[[ Material for the task, beginning ]]

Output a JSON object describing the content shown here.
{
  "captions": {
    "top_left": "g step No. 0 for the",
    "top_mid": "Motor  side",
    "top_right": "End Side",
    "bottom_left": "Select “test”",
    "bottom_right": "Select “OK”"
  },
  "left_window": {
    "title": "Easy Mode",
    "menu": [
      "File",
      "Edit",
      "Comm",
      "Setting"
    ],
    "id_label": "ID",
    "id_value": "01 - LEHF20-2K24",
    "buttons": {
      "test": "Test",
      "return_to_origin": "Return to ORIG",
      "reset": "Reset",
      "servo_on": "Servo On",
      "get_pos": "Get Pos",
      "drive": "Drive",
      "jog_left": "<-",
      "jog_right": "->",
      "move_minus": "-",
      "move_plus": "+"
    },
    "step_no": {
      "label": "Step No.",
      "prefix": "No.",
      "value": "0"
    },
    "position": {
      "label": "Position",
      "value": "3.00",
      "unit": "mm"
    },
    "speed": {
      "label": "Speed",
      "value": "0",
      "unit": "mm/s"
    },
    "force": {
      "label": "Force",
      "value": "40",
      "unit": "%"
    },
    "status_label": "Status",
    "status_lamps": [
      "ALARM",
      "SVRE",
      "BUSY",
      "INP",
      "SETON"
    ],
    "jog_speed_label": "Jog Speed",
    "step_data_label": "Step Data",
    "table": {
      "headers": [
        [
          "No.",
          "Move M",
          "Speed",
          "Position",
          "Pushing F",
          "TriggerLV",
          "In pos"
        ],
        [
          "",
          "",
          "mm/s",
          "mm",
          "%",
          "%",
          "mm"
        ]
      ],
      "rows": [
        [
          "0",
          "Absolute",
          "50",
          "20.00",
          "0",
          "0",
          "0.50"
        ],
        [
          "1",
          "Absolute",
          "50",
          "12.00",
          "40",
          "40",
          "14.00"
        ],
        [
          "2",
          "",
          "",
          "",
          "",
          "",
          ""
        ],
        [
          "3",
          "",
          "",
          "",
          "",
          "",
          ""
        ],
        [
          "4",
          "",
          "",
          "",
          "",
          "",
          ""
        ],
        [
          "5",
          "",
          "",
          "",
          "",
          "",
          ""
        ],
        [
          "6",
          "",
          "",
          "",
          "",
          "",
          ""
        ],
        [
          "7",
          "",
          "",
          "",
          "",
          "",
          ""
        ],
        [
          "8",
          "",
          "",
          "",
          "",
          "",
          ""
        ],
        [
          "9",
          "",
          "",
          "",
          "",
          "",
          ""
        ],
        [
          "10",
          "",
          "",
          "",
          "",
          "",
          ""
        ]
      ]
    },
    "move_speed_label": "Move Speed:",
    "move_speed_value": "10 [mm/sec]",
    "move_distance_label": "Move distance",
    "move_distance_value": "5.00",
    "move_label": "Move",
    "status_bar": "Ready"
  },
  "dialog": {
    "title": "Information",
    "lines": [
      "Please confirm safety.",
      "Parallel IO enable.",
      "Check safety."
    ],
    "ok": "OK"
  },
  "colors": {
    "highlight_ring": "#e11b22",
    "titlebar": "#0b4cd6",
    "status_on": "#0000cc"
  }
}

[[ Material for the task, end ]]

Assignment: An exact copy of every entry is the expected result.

Written solution:
Output a JSON object describing the content shown here.
{
  "captions": {
    "top_left": "g step No. 0 for the",
    "top_mid": "Motor  side",
    "top_right": "End Side",
    "bottom_left": "Select “test”",
    "bottom_right": "Select “OK”"
  },
  "left_window": {
    "title": "Easy Mode",
    "menu": [
      "File",
      "Edit",
      "Comm",
      "Setting"
    ],
    "id_label": "ID",
    "id_value": "01 - LEHF20-2K24",
    "buttons": {
      "test": "Test",
      "return_to_origin": "Return to ORIG",
      "reset": "Reset",
      "servo_on": "Servo On",
      "get_pos": "Get Pos",
      "drive": "Drive",
      "jog_left": "<-",
      "jog_right": "->",
      "move_minus": "-",
      "move_plus": "+"
    },
    "step_no": {
      "label": "Step No.",
      "prefix": "No.",
      "value": "0"
    },
    "position": {
      "label": "Position",
      "value": "3.00",
      "unit": "mm"
    },
    "speed": {
      "label": "Speed",
      "value": "0",
      "unit": "mm/s"
    },
    "force": {
      "label": "Force",
      "value": "40",
      "unit": "%"
    },
    "status_label": "Status",
    "status_lamps": [
      "ALARM",
      "SVRE",
      "BUSY",
      "INP",
      "SETON"
    ],
    "jog_speed_label": "Jog Speed",
    "step_data_label": "Step Data",
    "table": {
      "headers": [
        [
          "No.",
          "Move M",
          "Speed",
          "Position",
          "Pushing F",
          "TriggerLV",
          "In pos"
        ],
        [
          "",
          "",
          "mm/s",
          "mm",
          "%",
          "%",
          "mm"
        ]
      ],
      "rows": [
        [
          "0",
          "Absolute",
          "50",
          "20.00",
          "0",
          "0",
          "0.50"
        ],
        [
          "1",
          "Absolute",
          "50",
          "12.00",
          "40",
          "40",
          "14.00"
        ],
        [
          "2",
          "",
          "",
          "",
          "",
          "",
          ""
        ],
        [
          "3",
          "",
          "",
          "",
          "",
          "",
          ""
        ],
        [
          "4",
          "",
          "",
          "",
          "",
          "",
          ""
        ],
        [
          "5",
          "",
          "",
          "",
          "",
          "",
          ""
        ],
        [
          "6",
          "",
          "",
          "",
          "",
          "",
          ""
        ],
        [
          "7",
          "",
          "",
          "",
          "",
          "",
          ""
        ],
        [
          "8",
          "",
          "",
          "",
          "",
          "",
          ""
        ],
        [
          "9",
          "",
          "",
          "",
          "",
          "",
          ""
        ],
        [
          "10",
          "",
          "",
          "",
          "",
          "",
          ""
        ]
      ]
    },
    "move_speed_label": "Move Speed:",
    "move_speed_value": "10 [mm/sec]",
    "move_distance_label": "Move distance",
    "move_distance_value": "5.00",
    "move_label": "Move",
    "status_bar": "Ready"
  },
  "dialog": {
    "title": "Information",
    "lines": [
      "Please confirm safety.",
      "Parallel IO enable.",
      "Check safety."
    ],
    "ok": "OK"
  },
  "colors": {
    "highlight_ring": "#e11b22",
    "titlebar": "#0b4cd6",
    "status_on": "#0000cc"
  }
}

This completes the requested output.